Data excerpts

----

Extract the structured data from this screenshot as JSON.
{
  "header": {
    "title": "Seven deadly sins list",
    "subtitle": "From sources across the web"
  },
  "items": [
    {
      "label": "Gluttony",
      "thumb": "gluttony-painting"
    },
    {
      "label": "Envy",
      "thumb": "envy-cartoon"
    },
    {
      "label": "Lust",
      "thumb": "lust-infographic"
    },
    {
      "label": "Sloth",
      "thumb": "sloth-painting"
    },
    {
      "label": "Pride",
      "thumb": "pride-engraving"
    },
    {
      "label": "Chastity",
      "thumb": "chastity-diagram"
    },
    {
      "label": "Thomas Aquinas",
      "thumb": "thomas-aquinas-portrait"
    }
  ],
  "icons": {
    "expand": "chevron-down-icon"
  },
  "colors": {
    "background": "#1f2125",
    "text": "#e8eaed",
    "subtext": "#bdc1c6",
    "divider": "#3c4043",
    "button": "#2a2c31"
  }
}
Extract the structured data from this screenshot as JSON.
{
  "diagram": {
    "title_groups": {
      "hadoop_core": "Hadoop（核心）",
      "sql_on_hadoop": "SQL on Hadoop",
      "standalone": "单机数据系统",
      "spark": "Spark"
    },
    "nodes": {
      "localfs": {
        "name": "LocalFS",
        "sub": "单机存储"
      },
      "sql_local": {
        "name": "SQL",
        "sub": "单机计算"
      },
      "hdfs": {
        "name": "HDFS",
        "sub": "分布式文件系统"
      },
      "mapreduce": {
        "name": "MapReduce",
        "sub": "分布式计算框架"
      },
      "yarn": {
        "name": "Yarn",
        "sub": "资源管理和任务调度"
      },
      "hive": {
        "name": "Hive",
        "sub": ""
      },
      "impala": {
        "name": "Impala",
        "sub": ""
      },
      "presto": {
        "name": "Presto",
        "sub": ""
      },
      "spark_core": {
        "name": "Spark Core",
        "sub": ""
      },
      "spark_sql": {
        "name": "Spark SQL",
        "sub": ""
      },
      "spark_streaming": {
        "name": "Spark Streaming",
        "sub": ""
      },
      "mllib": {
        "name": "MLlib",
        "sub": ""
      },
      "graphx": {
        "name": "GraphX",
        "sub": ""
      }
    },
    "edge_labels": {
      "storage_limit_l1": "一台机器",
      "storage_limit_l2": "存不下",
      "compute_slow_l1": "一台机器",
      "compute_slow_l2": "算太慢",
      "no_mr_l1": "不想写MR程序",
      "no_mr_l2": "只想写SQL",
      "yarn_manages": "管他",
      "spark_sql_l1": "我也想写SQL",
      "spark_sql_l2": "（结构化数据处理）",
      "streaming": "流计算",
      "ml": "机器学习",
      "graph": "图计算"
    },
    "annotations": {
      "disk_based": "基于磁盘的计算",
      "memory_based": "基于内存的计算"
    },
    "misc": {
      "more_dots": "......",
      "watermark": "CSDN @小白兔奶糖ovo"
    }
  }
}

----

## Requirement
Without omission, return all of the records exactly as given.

## Answer below
Extract the structured data from this screenshot as JSON.
{
  "header": {
    "title": "Seven deadly sins list",
    "subtitle": "From sources across the web"
  },
  "items": [
    {
      "label": "Gluttony",
      "thumb": "gluttony-painting"
    },
    {
      "label": "Envy",
      "thumb": "envy-cartoon"
    },
    {
      "label": "Lust",
      "thumb": "lust-infographic"
    },
    {
      "label": "Sloth",
      "thumb": "sloth-painting"
    },
    {
      "label": "Pride",
      "thumb": "pride-engraving"
    },
    {
      "label": "Chastity",
      "thumb": "chastity-diagram"
    },
    {
      "label": "Thomas Aquinas",
      "thumb": "thomas-aquinas-portrait"
    }
  ],
  "icons": {
    "expand": "chevron-down-icon"
  },
  "colors": {
    "background": "#1f2125",
    "text": "#e8eaed",
    "subtext": "#bdc1c6",
    "divider": "#3c4043",
    "button": "#2a2c31"
  }
}
Extract the structured data from this screenshot as JSON.
{
  "diagram": {
    "title_groups": {
      "hadoop_core": "Hadoop（核心）",
      "sql_on_hadoop": "SQL on Hadoop",
      "standalone": "单机数据系统",
      "spark": "Spark"
    },
    "nodes": {
      "localfs": {
        "name": "LocalFS",
        "sub": "单机存储"
      },
      "sql_local": {
        "name": "SQL",
        "sub": "单机计算"
      },
      "hdfs": {
        "name": "HDFS",
        "sub": "分布式文件系统"
      },
      "mapreduce": {
        "name": "MapReduce",
        "sub": "分布式计算框架"
      },
      "yarn": {
        "name": "Yarn",
        "sub": "资源管理和任务调度"
      },
      "hive": {
        "name": "Hive",
        "sub": ""
      },
      "impala": {
        "name": "Impala",
        "sub": ""
      },
      "presto": {
        "name": "Presto",
        "sub": ""
      },
      "spark_core": {
        "name": "Spark Core",
        "sub": ""
      },
      "spark_sql": {
        "name": "Spark SQL",
        "sub": ""
      },
      "spark_streaming": {
        "name": "Spark Streaming",
        "sub": ""
      },
      "mllib": {
        "name": "MLlib",
        "sub": ""
      },
      "graphx": {
        "name": "GraphX",
        "sub": ""
      }
    },
    "edge_labels": {
      "storage_limit_l1": "一台机器",
      "storage_limit_l2": "存不下",
      "compute_slow_l1": "一台机器",
      "compute_slow_l2": "算太慢",
      "no_mr_l1": "不想写MR程序",
      "no_mr_l2": "只想写SQL",
      "yarn_manages": "管他",
      "spark_sql_l1": "我也想写SQL",
      "spark_sql_l2": "（结构化数据处理）",
      "streaming": "流计算",
      "ml": "机器学习",
      "graph": "图计算"
    },
    "annotations": {
      "disk_based": "基于磁盘的计算",
      "memory_based": "基于内存的计算"
    },
    "misc": {
      "more_dots": "......",
      "watermark": "CSDN @小白兔奶糖ovo"
    }
  }
}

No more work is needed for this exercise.